Not many people are able to read my books, so I write for TV too: Qaisra Shahraz

Not many people are able to read my books, so I write for TV too: Qaisra Shahraz

The novelist/screenwriter talks about her creative process, writing mediums and the role of a writer in society today
21 Apr, 2016

Qaisra Shahraz is a British Pakistani novelist and screenwriter. Her first novel, The Holy Woman, was published in 2001 and garnered critical acclaim.

Ms Shahraz’ stories revolve around strong women who are made to conform to the patriarchal rules set down by Pakistani culture but still manage to live life on their own terms.

Dawn caught up with Ms Shahraz at the Islamabad Literature Festival and spoke to her about her novels and other interests.

Q: What are the problems you face as a storyteller? Do you get writers’ block?

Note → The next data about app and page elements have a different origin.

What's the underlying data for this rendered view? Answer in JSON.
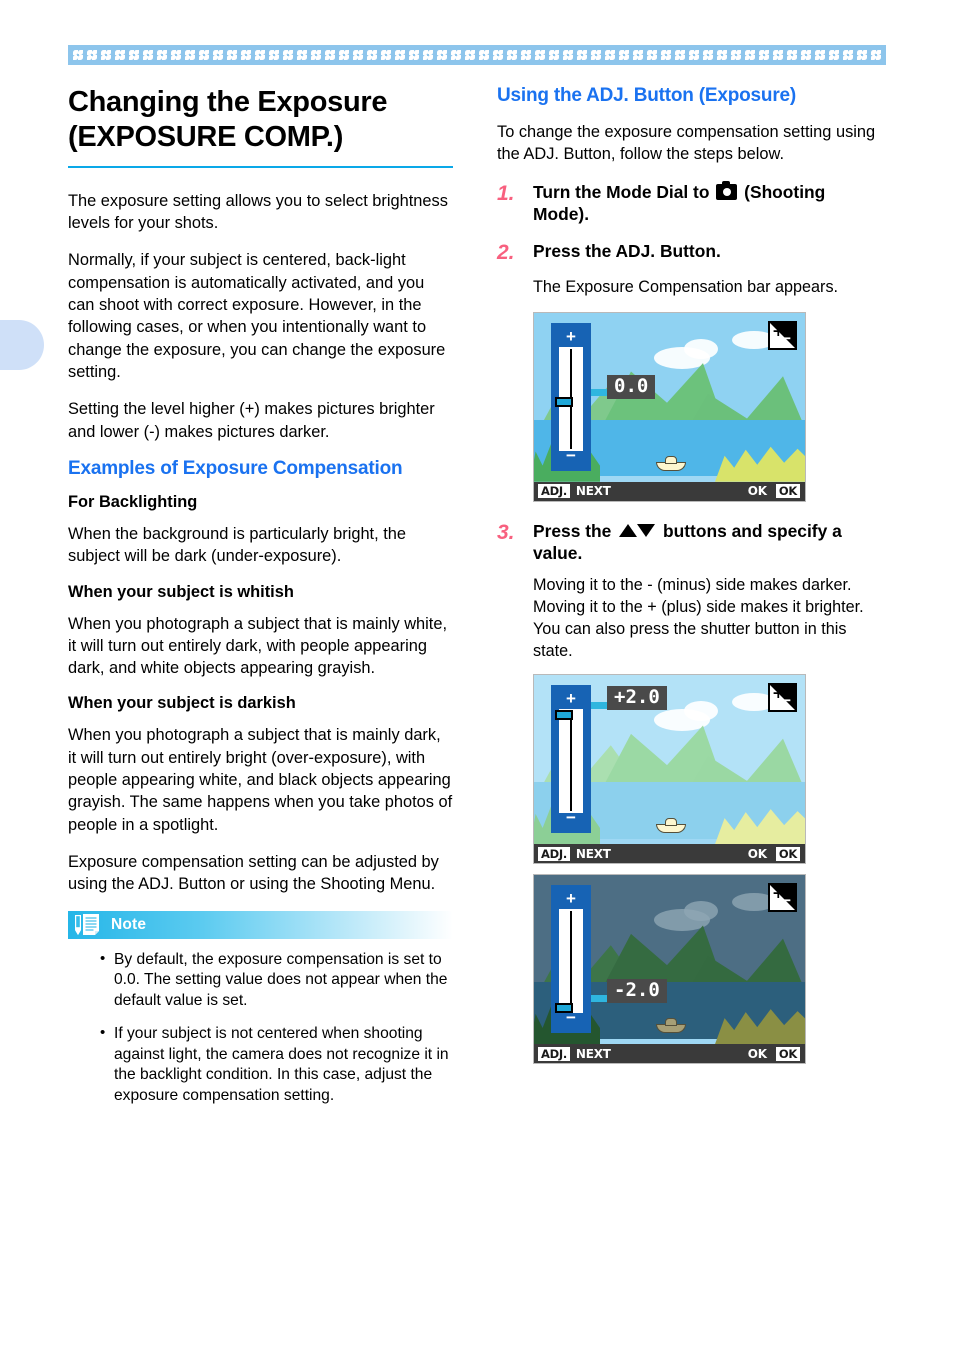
{
  "decor": {
    "band_color": "#8dc5ec",
    "floret_count": 58,
    "thumb_tab_color": "#cfe0f8",
    "rule_color": "#0aa8e8",
    "heading_blue": "#1a72f0",
    "step_number_pink": "#f8607f"
  },
  "left": {
    "title_line1": "Changing the Exposure",
    "title_line2": "(EXPOSURE COMP.)",
    "paragraphs": [
      "The exposure setting allows you to select brightness levels for your shots.",
      "Normally, if your subject is centered, back-light compensation is automatically activated, and you can shoot with correct exposure. However, in the following cases, or when you intentionally want to change the exposure, you can change the exposure setting.",
      "Setting the level higher (+) makes pictures brighter and lower (-) makes pictures darker."
    ],
    "examples_heading": "Examples of Exposure Compensation",
    "sections": [
      {
        "head": "For Backlighting",
        "body": "When the background is particularly bright, the subject will be dark (under-exposure)."
      },
      {
        "head": "When your subject is whitish",
        "body": "When you photograph a subject that is mainly white, it will turn out entirely dark, with people appearing dark, and white objects appearing grayish."
      },
      {
        "head": "When your subject is darkish",
        "body": "When you photograph a subject that is mainly dark, it will turn out entirely bright (over-exposure), with people appearing white, and black objects appearing grayish. The same happens when you take photos of people in a spotlight."
      }
    ],
    "closing_paragraph": "Exposure compensation setting can be adjusted by using the ADJ. Button or using the Shooting Menu.",
    "note": {
      "label": "Note",
      "icon": "note-pad-pencil-icon",
      "bullets": [
        "By default, the exposure compensation is set to 0.0. The setting value does not appear when the default value is set.",
        "If your subject is not centered when shooting against light, the camera does not recognize it in the backlight condition. In this case, adjust the exposure compensation setting."
      ]
    }
  },
  "right": {
    "heading": "Using the ADJ. Button (Exposure)",
    "intro": "To change the exposure compensation setting using the ADJ. Button, follow the steps below.",
    "steps": [
      {
        "number": "1.",
        "text_before": "Turn the Mode Dial to",
        "icon": "camera-icon",
        "text_after": "(Shooting Mode)."
      },
      {
        "number": "2.",
        "text_before": "Press the ADJ. Button.",
        "icon": "",
        "text_after": "",
        "body": "The Exposure Compensation bar appears."
      },
      {
        "number": "3.",
        "text_before": "Press the",
        "icon": "up-down-arrow-icons",
        "text_after": "buttons and specify a value.",
        "body": "Moving it to the - (minus) side makes darker. Moving it to the + (plus) side makes it brighter. You can also press the shutter button in this state."
      }
    ],
    "screens": [
      {
        "id": "lcd-screen-0",
        "value": "0.0",
        "handle_position_percent": 50,
        "brightness": "normal",
        "ev_icon": "exposure-compensation-icon",
        "bar_left_chip": "ADJ.",
        "bar_left_text": "NEXT",
        "bar_right_text": "OK",
        "bar_right_chip": "OK"
      },
      {
        "id": "lcd-screen-plus2",
        "value": "+2.0",
        "handle_position_percent": 5,
        "brightness": "bright",
        "ev_icon": "exposure-compensation-icon",
        "bar_left_chip": "ADJ.",
        "bar_left_text": "NEXT",
        "bar_right_text": "OK",
        "bar_right_chip": "OK"
      },
      {
        "id": "lcd-screen-minus2",
        "value": "-2.0",
        "handle_position_percent": 88,
        "brightness": "dark",
        "ev_icon": "exposure-compensation-icon",
        "bar_left_chip": "ADJ.",
        "bar_left_text": "NEXT",
        "bar_right_text": "OK",
        "bar_right_chip": "OK"
      }
    ],
    "slider_plus": "+",
    "slider_minus": "−"
  }
}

A: I am far too busy to get writers block. I have so much to do that when I sit down to write, I have to get something down on paper. Whether it is good or bad is another matter, as long as I have something down on paper that I can improve later.

What I do struggle with is social media. It is such a huge distraction. I will be sitting down to write and I will think, ‘Oh let me check my Facebook’ and from there I get busy checking other social media accounts as well and end up wasting time.

Q: How did you develop an interest in promoting inter-faith harmony?

A: I believe in using literature to promote peace and that writers are the ambassadors of promoting peace. When I am on literary tours, I like to think I am spreading a message of peace and tolerance.

On my tour to Germany, where there is a lot of Islamophobia, I told the audience that I am a proud Muslim and said that this is what an ordinary Muslim is like and that the majority of Muslims are peace loving and do not want to harm others.

I am currently a trustee of the Manchester Multi Faith Centre and vice chair of the Faith Network 4 Manchester and a member of the Muslim-Jewish Forum.

Q: There is an assumption that writing for women needs to be more emotional and that writing for men can be more technical and needs to be more thrilling. Do you agree with that?

A: I think this is a generalisation. There is some truth to this and there isn’t. People write about what they know best. But who decides which is more important? Who is there to say writing about emotions is less important because this has to do with the inside world?

I can write about life in Pakistan because I know it, I cannot write about Indonesia because I have never been there.

I write about women because I understand them better. There are men in my books as well, but fewer. And I feel it is easier to get inside the mind of a woman. So if that is the case, then yes, we do end up writing more about emotion and women. But that doesn’t mean we cannot write about men. Similarly, many male writers have a woman for their lead character.

On the other hand, we cannot make a generalised statement, saying women write about emotions and men don’t. As a writer you are supposed to invent, create and research and if you are good at all those things, there is no difficulty in creating credible characters in literature.

Q: You are also a screen writer. Do you write for theatre as well?

A: I do write for theatre. I wrote a play called Mehmood’s Wedding, but I never really pursued it. Theatres have a smaller audience and I believe they are a bit elitist. Drama serials on the other hand, can be watched by everyone.

Why do you think I write serials for the Pakistani audience? It is because I know that not a lot of people will be reading my book and not many will be able to afford it either. An added barrier is that not many people in the country can read English.

And those who read my books, the educated middle and elite class, don’t really need to be taught the lessons I want to teach.

The poorer, less uneducated people are the ones I want to teach about education and equality etc. For me drama is the medium though which I can speak to the people.

Originally published in Dawn, April 21st, 2016


Mehreen Apr 21, 2016 12:56pm
"And those who read my books, the educated middle and elite class, don’t really need to be taught the lessons I want to teach"... How can you be so sure of this? And if English and affordability is a barrier then why don't you try to overcome it? I'm quite an avid read (both English/Urdu, local and international writers), and I haven't heard about this author anywhere.
Abdul Malik Apr 22, 2016 11:57am
Ms Qaisra Shahraz views are moderate and realistic. Her liked field of exression has a strong and quick impact on the audience. Well said Qaisra indeed. Provided tv , film pay heed to her rederings.